Also, bathrooms.

Belle Grove has a period bathroom (circa 1900, when it was an inn), but the dried-out green fields outside were dotted with blue port-a-potties for a weekend shepherding event. I had to erase them from my imaginary rich person's view.

I was asked not to use the Glass House bathroom. I stood in Philip Johnson's bathroom (leather ceiling tiles!). I lay on his bed. I peeked in his medicine cabinet. But I did not flush his toilet.

Or people.

It was spooky as hell to be at Belle Grove by myself. After it got dark I could not wait to get in to the canopy bed, which felt like a refuge and thought better of taking a shower. It would have been different for the original owners, the Hites, who always had at least four children asleep across the hall and guests who stayed for weeks. Johnson hoped most of his visitors would take the last train back to New York; the Hites held them close, probably needing the company.

Which is all a long way of saying what I suspected all along. What I really wish is that I could have gone to one of Philip Johnson's parties in the 1960s. The house today is lovely, but houses are more than just architecture.
|
Share This Story

Comments

Design Observer encourages comments to be short and to the point; as a general rule, they should not run longer than the original post. Comments should show a courteous regard for the presence of other voices in the discussion.
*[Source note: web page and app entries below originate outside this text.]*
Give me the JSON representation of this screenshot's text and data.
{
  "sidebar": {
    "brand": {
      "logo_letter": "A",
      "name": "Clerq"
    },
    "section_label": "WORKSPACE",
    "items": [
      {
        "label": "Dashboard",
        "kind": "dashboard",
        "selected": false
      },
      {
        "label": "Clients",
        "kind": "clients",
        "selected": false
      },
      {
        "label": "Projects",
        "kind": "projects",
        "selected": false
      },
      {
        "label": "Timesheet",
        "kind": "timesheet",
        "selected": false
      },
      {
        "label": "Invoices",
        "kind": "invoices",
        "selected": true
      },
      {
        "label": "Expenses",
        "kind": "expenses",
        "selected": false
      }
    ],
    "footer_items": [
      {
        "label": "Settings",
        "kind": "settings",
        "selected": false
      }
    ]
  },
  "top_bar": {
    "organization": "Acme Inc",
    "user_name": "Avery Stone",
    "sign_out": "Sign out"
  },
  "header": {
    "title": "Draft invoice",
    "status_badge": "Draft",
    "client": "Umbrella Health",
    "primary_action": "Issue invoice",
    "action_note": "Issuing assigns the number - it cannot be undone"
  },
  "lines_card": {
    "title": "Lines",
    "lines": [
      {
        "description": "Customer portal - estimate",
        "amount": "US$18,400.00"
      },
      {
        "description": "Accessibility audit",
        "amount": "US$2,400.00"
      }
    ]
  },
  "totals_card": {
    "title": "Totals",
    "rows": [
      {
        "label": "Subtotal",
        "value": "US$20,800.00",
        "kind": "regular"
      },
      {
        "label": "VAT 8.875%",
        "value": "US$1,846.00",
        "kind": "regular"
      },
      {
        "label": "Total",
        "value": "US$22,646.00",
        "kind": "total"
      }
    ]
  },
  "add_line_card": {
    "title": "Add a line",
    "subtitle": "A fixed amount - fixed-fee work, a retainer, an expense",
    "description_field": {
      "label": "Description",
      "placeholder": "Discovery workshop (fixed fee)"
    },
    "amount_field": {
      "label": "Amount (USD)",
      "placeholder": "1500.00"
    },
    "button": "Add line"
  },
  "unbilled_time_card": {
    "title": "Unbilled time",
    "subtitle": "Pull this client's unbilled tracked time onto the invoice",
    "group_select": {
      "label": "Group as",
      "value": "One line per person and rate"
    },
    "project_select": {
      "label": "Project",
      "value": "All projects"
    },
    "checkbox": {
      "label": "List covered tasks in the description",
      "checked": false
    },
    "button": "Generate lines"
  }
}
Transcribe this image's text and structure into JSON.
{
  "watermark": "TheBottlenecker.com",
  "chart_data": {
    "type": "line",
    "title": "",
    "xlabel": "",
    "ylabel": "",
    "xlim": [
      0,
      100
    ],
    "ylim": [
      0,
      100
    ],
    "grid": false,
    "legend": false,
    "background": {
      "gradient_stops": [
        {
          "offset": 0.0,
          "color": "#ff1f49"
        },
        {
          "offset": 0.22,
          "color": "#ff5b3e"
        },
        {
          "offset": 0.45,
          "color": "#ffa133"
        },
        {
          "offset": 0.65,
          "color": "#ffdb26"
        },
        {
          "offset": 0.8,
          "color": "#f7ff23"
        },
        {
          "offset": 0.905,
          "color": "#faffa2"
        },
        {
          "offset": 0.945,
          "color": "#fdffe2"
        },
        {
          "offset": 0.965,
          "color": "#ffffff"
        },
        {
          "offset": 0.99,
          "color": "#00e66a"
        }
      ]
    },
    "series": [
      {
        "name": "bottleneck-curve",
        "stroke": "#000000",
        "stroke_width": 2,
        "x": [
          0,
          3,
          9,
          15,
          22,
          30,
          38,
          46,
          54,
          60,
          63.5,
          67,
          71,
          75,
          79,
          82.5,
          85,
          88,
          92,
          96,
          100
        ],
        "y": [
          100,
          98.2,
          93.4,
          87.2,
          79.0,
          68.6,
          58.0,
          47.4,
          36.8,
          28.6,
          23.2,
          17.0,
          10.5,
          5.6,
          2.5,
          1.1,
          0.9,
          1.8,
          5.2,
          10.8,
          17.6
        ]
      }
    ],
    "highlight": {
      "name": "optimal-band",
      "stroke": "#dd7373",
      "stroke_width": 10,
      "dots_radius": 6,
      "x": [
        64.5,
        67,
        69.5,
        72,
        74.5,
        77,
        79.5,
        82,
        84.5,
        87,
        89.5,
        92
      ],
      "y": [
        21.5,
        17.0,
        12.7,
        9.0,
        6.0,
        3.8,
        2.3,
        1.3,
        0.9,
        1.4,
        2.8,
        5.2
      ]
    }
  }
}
We reserve the right to edit or delete comments that do not adhere to this standard.
Read Complete Comments Policy >>


Name             

Email address 




Please type the text shown in the graphic.


|
Share This Story



ABOUT THE AUTHOR

Alexandra Lange is an architecture and design critic, and author of Writing about Architecture: Mastering the Language of Buildings and Cities. (Princeton Architectural Press, 2012). Her work has appeared in The Architect's Newspaper, Architectural Record, Dwell, Metropolis, Print, New York Magazine and The New York Times.
More Bio >>

DESIGN OBSERVER JOBS









BOOKS BY Alexandra Lange

Writing About Architecture: Mastering the Language of Buildings and Cities
Princeton Architectural Press, 2012

Design Research
Chronicle Books, 2010

More books by contributors >>

RELATED POSTS


Lucia Eames, 1930-2014
An appreciation of Lucia Eames (1930-2014).

The Astrodome and the Challenges of Preservation
The Astrodome and the future of preservation.

Not Afraid of Noise: Mexico City Stories
A photographic tour of Mexico City, house by house, wall by wall.

Genzken and the City
A review of Isa Genzken's current retrospective on view at the MOMA.

Premature Demolition
The Folk Art Museum, David Adjaye's market hall, and the first addition to the Morgan Library. If three makes a trend, then premature demolition qualifies.